» **EXERCISE AIM**: Down to the last line, set down the material below exactly; skip the pictures.

▼

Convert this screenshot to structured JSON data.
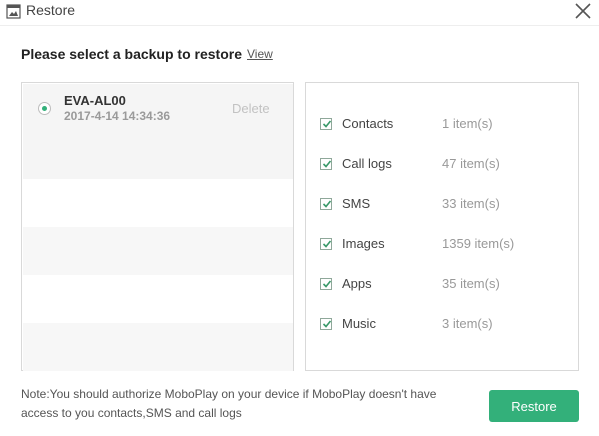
{
  "window": {
    "title": "Restore",
    "icon": "restore-app-icon",
    "close_icon": "close-icon"
  },
  "heading": {
    "text": "Please select a backup to restore",
    "view_link": "View"
  },
  "backups": [
    {
      "name": "EVA-AL00",
      "date": "2017-4-14 14:34:36",
      "delete_label": "Delete",
      "selected": true
    }
  ],
  "categories": [
    {
      "label": "Contacts",
      "count": "1 item(s)",
      "checked": true
    },
    {
      "label": "Call logs",
      "count": "47 item(s)",
      "checked": true
    },
    {
      "label": "SMS",
      "count": "33 item(s)",
      "checked": true
    },
    {
      "label": "Images",
      "count": "1359 item(s)",
      "checked": true
    },
    {
      "label": "Apps",
      "count": "35 item(s)",
      "checked": true
    },
    {
      "label": "Music",
      "count": "3 item(s)",
      "checked": true
    }
  ],
  "note": "Note:You should authorize MoboPlay on your device if MoboPlay doesn't have access to you contacts,SMS and call logs",
  "restore_button": "Restore",
  "colors": {
    "accent": "#33b07a",
    "check": "#3a9a6a",
    "border": "#d9d9d9"
  }
}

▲

» **TASK RESULT**:
Convert this screenshot to structured JSON data.
{
  "window": {
    "title": "Restore",
    "icon": "restore-app-icon",
    "close_icon": "close-icon"
  },
  "heading": {
    "text": "Please select a backup to restore",
    "view_link": "View"
  },
  "backups": [
    {
      "name": "EVA-AL00",
      "date": "2017-4-14 14:34:36",
      "delete_label": "Delete",
      "selected": true
    }
  ],
  "categories": [
    {
      "label": "Contacts",
      "count": "1 item(s)",
      "checked": true
    },
    {
      "label": "Call logs",
      "count": "47 item(s)",
      "checked": true
    },
    {
      "label": "SMS",
      "count": "33 item(s)",
      "checked": true
    },
    {
      "label": "Images",
      "count": "1359 item(s)",
      "checked": true
    },
    {
      "label": "Apps",
      "count": "35 item(s)",
      "checked": true
    },
    {
      "label": "Music",
      "count": "3 item(s)",
      "checked": true
    }
  ],
  "note": "Note:You should authorize MoboPlay on your device if MoboPlay doesn't have access to you contacts,SMS and call logs",
  "restore_button": "Restore",
  "colors": {
    "accent": "#33b07a",
    "check": "#3a9a6a",
    "border": "#d9d9d9"
  }
}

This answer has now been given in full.